“We’re putting on another investigator. We’ll be seeking more pre-race analysis and betting information so we can see what’s happening in the betting markets and how the race should unfold according to those betting markets.
“What we have to be careful of is not overreacting to normal things that unfold in racing.”
The letter said one of the methods used by the syndicates was to organise jockeys to allow a horse which naturally leads out in a race to stay in front and win. In one example given, the price for the horse shortened significantly before the start and the horse was a surprise winner.
“Apprentices have limited involvement, but that will change,” the letter’s author wrote. “The breeding ground is toxic and something has to be done. Your next generation could be totally tainted.”

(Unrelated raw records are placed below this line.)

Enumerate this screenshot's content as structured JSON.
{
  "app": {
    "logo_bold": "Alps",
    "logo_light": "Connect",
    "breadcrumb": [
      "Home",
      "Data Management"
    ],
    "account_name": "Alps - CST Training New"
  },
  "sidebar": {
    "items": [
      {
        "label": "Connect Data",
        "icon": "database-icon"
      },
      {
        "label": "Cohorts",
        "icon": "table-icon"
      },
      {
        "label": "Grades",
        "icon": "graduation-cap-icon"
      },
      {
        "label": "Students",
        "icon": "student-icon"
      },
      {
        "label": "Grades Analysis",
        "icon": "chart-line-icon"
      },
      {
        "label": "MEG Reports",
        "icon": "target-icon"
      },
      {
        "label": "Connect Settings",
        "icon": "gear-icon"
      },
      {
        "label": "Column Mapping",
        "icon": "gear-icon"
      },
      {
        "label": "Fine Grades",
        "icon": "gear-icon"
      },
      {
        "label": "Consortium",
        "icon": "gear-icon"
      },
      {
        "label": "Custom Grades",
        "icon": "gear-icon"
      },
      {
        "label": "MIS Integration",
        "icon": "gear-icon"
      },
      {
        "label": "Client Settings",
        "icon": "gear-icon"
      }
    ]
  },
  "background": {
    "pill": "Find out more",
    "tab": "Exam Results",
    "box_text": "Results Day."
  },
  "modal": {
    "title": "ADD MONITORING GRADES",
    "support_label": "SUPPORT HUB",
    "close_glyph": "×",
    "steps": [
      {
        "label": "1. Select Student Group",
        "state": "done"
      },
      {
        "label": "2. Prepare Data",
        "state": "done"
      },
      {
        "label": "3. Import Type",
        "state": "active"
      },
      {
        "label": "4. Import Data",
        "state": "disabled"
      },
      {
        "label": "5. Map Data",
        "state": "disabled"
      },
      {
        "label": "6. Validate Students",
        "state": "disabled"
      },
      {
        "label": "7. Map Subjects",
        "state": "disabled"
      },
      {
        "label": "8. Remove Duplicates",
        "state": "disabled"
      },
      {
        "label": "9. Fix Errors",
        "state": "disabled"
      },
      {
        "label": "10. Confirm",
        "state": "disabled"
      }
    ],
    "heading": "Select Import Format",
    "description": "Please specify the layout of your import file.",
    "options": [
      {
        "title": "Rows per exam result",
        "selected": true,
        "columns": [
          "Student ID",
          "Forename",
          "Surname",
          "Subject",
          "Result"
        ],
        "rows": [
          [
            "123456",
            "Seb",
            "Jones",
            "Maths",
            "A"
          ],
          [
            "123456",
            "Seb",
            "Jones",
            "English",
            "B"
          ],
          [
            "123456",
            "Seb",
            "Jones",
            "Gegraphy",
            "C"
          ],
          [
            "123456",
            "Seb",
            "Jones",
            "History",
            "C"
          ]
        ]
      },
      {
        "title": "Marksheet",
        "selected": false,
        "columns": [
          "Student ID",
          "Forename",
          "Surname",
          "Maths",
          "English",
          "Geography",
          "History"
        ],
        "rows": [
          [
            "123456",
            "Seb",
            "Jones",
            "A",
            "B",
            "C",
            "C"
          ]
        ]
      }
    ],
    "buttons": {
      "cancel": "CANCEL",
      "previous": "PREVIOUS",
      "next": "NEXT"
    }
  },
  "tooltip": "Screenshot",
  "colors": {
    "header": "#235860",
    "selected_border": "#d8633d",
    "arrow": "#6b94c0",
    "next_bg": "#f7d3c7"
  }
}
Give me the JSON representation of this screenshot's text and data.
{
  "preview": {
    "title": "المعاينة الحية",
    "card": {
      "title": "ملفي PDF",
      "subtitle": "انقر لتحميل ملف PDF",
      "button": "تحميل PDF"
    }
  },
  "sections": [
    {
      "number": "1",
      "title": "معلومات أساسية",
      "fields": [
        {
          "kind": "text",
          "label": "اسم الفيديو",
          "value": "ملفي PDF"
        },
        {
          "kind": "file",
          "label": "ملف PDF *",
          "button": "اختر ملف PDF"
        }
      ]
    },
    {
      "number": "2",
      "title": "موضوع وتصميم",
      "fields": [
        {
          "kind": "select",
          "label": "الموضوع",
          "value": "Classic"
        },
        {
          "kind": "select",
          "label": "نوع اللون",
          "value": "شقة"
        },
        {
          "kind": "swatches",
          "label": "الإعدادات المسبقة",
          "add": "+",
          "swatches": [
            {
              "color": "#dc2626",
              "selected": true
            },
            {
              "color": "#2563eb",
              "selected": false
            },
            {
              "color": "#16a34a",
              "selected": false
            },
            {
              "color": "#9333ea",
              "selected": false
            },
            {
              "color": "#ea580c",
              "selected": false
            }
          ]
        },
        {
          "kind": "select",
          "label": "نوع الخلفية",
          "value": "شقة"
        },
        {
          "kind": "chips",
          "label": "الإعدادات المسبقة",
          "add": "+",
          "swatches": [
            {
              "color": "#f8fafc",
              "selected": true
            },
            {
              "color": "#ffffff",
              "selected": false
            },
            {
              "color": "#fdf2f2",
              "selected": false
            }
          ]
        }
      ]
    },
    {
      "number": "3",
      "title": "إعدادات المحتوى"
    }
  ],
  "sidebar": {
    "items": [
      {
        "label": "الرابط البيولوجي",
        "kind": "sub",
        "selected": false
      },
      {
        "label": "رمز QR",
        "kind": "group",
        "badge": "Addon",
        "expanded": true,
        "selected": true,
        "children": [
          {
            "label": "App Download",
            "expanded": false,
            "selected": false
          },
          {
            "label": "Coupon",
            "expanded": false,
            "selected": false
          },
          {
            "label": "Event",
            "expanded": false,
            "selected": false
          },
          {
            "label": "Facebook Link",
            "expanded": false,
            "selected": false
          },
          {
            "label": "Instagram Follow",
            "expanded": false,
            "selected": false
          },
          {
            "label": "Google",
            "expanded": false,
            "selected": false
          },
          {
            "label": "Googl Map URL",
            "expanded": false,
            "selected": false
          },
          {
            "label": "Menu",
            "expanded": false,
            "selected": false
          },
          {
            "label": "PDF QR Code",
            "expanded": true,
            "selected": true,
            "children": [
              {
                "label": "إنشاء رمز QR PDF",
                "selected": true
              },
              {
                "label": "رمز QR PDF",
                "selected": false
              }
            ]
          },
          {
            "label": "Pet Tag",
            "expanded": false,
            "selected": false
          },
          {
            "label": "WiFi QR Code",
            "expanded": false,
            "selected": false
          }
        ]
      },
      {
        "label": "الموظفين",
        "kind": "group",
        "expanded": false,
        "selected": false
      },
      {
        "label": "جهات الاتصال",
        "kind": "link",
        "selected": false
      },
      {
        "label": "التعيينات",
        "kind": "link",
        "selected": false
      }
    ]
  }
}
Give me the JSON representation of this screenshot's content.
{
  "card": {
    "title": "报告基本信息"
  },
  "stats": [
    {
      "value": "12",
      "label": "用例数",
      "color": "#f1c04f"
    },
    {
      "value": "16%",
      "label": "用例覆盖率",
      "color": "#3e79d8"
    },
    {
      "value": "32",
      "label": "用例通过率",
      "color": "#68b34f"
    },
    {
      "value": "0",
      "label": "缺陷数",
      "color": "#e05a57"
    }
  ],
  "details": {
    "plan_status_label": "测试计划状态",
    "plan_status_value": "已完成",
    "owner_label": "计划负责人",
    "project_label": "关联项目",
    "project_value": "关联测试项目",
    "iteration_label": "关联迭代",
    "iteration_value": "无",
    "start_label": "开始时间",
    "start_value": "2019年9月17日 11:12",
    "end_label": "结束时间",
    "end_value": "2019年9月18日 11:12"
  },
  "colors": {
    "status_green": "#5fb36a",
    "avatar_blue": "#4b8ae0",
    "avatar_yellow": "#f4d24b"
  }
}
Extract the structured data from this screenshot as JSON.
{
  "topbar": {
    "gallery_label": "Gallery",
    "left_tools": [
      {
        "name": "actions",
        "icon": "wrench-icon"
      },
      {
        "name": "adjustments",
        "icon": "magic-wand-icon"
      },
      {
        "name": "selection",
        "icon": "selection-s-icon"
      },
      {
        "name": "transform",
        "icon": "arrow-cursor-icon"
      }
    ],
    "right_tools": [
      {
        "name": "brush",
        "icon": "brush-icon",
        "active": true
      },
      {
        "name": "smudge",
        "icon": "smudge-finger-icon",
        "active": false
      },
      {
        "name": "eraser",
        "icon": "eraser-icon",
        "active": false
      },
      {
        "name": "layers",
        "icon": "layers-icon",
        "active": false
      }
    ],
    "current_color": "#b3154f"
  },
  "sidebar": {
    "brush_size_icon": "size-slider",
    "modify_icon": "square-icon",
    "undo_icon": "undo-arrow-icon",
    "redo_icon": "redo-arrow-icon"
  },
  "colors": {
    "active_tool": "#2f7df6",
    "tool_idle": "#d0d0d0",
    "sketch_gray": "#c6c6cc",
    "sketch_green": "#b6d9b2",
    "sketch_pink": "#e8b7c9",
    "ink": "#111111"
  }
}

In February, RWWA completed an inquiry into separate claims about race fixing by a Sydney betting syndicate and found “misinformation and unfounded speculation” were behind the allegations.
RWWA said at the time there was no evidence of inconsistent betting patterns or any correlation to a rider’s mounts being backed.
But in the letter last month, RWWA was warned if no action was taken over the allegations it would be referred to the Corruption and Crime Commission.
The author claimed to have provided all the information to a lawyer.
“Go back a couple of weeks,” he wrote. “The race was won by (name deleted). I can assure everyone the race was well and truly determined before the gates opened.”
Mr Burt said he was not interested in the author’s identity and accepted that whistleblowers were needed in racing.
“We’ve investigated it,” he said. “We’ve put it to the highest people in the industry. We’ve committed more resources.”
NORTHERN Rivers race caller Rodney Fuller, of Coffs Harbour, is facing 46 criminal charges relating to more than $200,000 worth of tax evasion.
Mr Fuller, who resigned from his position with Sky Racing in September, is being prosecuted by the Australian Tax Office and appeared in Coffs Harbour Local Court on Tuesday charged with:
- 30 counts of obtain financial advantage by deception;
- Nine counts of producing false or misleading documents;
- Five counts of defrauding the Commonwealth; and,
- Two counts of attempting to obtain financial advantage by deception.
The charges, which vary in dollar value, are alleged to have occurred over many years, with one charge dated 1999.
It will be alleged Mr Fuller claimed false tax refunds when lodging tax returns.
Mr Fuller has not lodged a plea in relation to any of the matters.
The matter is up for mention in Coffs Harbour Local Court on October 30.
A spokesman for Tabcorp, Sky Racing’s parent company, said Mr Fuller had been a race caller for Sky for more than 20 years and covered meetings in Grafton, Coffs Harbour, Taree and Lismore.
The spokesman said Mr Fuller would be replaced by a number of callers currently employed by Sky.
He refused to comment further because the matter was before the court.
CAULFIELD trainer Tony Vasil will consider an appeal after being fined $10,000 for race day treatment of his galloper Classic Elle.
Racing Victoria stewards charged Vasil after the mare was discovered at his stables on January 25, the day of the Friday night Moonee Valley meeting, with dried blood on her neck.
Vasil maintained his innocence, pleaded not guilty, and declared: “I gave the horse nothing on race day, nothing at all|”.
But chairman of stewards Terry Bailey said Vasil would pay the same penalty as several others in recent months, including his Aquanita co-trainer Robert Smerdon.
Vasil suggested that the mare may have punctured her neck on a protruding wire mess in her yard.
RV’s vetinerarian Dr Brian Stewart said any puncture in the neck may have caused the blood and swelling, but that it would take “exceptional circumstances for that to have occured”.
The stewards accepted Dr Stewart’s version and fined Vasil $10,000.
He has three days to lodge an appeal.